Data entries:
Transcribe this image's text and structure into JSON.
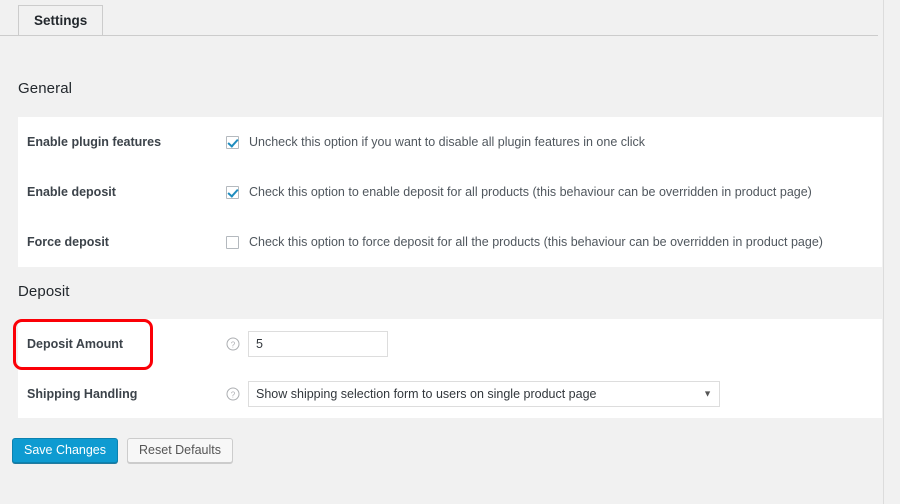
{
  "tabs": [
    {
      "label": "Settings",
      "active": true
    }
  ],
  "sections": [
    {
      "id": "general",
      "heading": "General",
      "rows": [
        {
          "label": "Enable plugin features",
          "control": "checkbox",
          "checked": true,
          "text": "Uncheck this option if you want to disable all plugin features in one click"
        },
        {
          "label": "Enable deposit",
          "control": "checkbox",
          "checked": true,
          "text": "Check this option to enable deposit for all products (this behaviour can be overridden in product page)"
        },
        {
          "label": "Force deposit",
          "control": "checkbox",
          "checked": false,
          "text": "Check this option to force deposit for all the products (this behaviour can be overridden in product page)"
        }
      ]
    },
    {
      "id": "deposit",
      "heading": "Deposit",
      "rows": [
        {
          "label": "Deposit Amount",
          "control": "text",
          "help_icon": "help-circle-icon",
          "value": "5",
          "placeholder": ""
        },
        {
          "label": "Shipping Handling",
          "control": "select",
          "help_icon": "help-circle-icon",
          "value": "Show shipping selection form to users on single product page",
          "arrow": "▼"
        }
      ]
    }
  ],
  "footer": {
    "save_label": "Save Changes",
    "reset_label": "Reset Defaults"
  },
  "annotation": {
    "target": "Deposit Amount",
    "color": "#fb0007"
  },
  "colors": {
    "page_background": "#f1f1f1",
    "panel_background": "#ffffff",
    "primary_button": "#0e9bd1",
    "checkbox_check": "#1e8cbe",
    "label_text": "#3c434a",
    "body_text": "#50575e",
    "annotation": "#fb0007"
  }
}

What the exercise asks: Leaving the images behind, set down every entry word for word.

Written solution:
Transcribe this image's text and structure into JSON.
{
  "tabs": [
    {
      "label": "Settings",
      "active": true
    }
  ],
  "sections": [
    {
      "id": "general",
      "heading": "General",
      "rows": [
        {
          "label": "Enable plugin features",
          "control": "checkbox",
          "checked": true,
          "text": "Uncheck this option if you want to disable all plugin features in one click"
        },
        {
          "label": "Enable deposit",
          "control": "checkbox",
          "checked": true,
          "text": "Check this option to enable deposit for all products (this behaviour can be overridden in product page)"
        },
        {
          "label": "Force deposit",
          "control": "checkbox",
          "checked": false,
          "text": "Check this option to force deposit for all the products (this behaviour can be overridden in product page)"
        }
      ]
    },
    {
      "id": "deposit",
      "heading": "Deposit",
      "rows": [
        {
          "label": "Deposit Amount",
          "control": "text",
          "help_icon": "help-circle-icon",
          "value": "5",
          "placeholder": ""
        },
        {
          "label": "Shipping Handling",
          "control": "select",
          "help_icon": "help-circle-icon",
          "value": "Show shipping selection form to users on single product page",
          "arrow": "▼"
        }
      ]
    }
  ],
  "footer": {
    "save_label": "Save Changes",
    "reset_label": "Reset Defaults"
  },
  "annotation": {
    "target": "Deposit Amount",
    "color": "#fb0007"
  },
  "colors": {
    "page_background": "#f1f1f1",
    "panel_background": "#ffffff",
    "primary_button": "#0e9bd1",
    "checkbox_check": "#1e8cbe",
    "label_text": "#3c434a",
    "body_text": "#50575e",
    "annotation": "#fb0007"
  }
}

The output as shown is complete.